How to Get a Job as a Painter
Aside from nailing color-recognition, supreme customer-service skills, and stamina, painters should always adhere to dress codes, Yarbrough says. “One has to have a professional appearance and a good demeanor because you’re working in the presence of the customer and the public,” he says.
|Upward Mobility||fair Average|
|Stress Level||good Low|
What is the Job Like?

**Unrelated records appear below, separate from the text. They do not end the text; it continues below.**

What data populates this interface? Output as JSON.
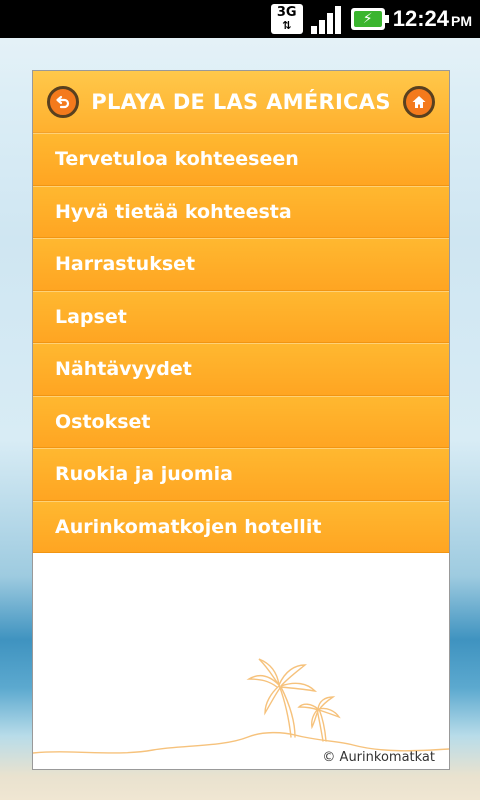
{
  "status_bar": {
    "network": "3G",
    "time": "12:24",
    "ampm": "PM"
  },
  "header": {
    "title": "PLAYA DE LAS AMÉRICAS",
    "back_icon": "back-arrow-icon",
    "home_icon": "home-icon"
  },
  "menu": {
    "items": [
      "Tervetuloa kohteeseen",
      "Hyvä tietää kohteesta",
      "Harrastukset",
      "Lapset",
      "Nähtävyydet",
      "Ostokset",
      "Ruokia ja juomia",
      "Aurinkomatkojen hotellit"
    ]
  },
  "footer": {
    "copyright": "© Aurinkomatkat"
  },
  "colors": {
    "accent": "#ffaa24",
    "button": "#f47a1c"
  }
}
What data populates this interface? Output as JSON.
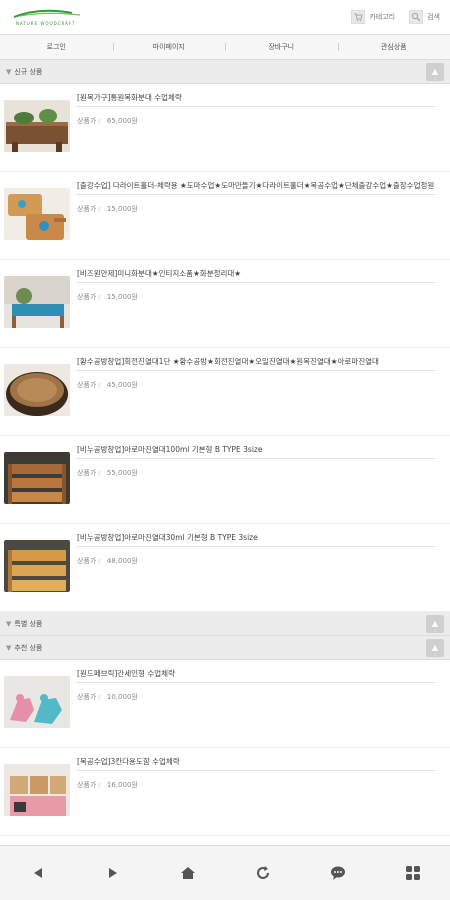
{
  "header": {
    "logo_text": "NATURE WOODCRAFT",
    "cart_label": "카테고리",
    "search_label": "검색"
  },
  "nav": [
    {
      "label": "로그인"
    },
    {
      "label": "마이페이지"
    },
    {
      "label": "장바구니"
    },
    {
      "label": "관심상품"
    }
  ],
  "sections": {
    "new": {
      "title": "신규 상품"
    },
    "special": {
      "title": "특별 상품"
    },
    "recommend": {
      "title": "추천 상품"
    }
  },
  "price_label": "상품가 :",
  "new_products": [
    {
      "title": "[원목가구]통원목화분대 수업체략",
      "price": "65,000원"
    },
    {
      "title": "[출강수업] 다라이트홀더-체략용 ★도마수업★도마만들기★다라이트홀더★목공수업★단체출강수업★출장수업정원",
      "price": "15,000원"
    },
    {
      "title": "[비즈원안제]미니화분대★인티지소품★화분정리대★",
      "price": "15,000원"
    },
    {
      "title": "[황수공방창업]회전진열대1단 ★황수공방★회전진열대★오일진열대★원목진열대★아로마진열대",
      "price": "45,000원"
    },
    {
      "title": "[비누공방창업]아로마진열대100ml 기본형 B TYPE 3size",
      "price": "55,000원"
    },
    {
      "title": "[비누공방창업]아로마진열대30ml 기본형 B TYPE 3size",
      "price": "48,000원"
    }
  ],
  "recommend_products": [
    {
      "title": "[원드페브릭]간세인형 수업체략",
      "price": "10,000원"
    },
    {
      "title": "[목공수업]3칸다용도함 수업체략",
      "price": "16,000원"
    }
  ],
  "bottom_bar": [
    "back-icon",
    "forward-icon",
    "home-icon",
    "refresh-icon",
    "chat-icon",
    "grid-menu-icon"
  ]
}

The majority of painters work full-time schedules—applying finishes to bridges (outdoor) or the interiors of buildings (indoor). And only those with high endurance need apply. The profession requires an excessive amount of climbing, bending, kneeling, and stretching to paint or stain those hard-to-reach corners of buildings and other structures. As a result, painters have a fairly high injury rate. Common injuries suffered include ladder falls and muscle strains incurred from heavy lifting. Despite the likelihood of injury, painting careers, Yarbrough says, are not particularly high-stress. “There’s not the stress level that there is in many other types of jobs where you’re dealing with deadlines and so forth,” he says. But a low-stress working environment is not license to slack on the job. “Quality is important, and you must be productive to be able to maintain a job anywhere,” he explains. Delivering a quality aesthetic is also crucially important. “You must understand how to perform the job correctly,” he says. “If you keep that in mind, you’ll always be successful.”
Last updated by Kimberly Palmer.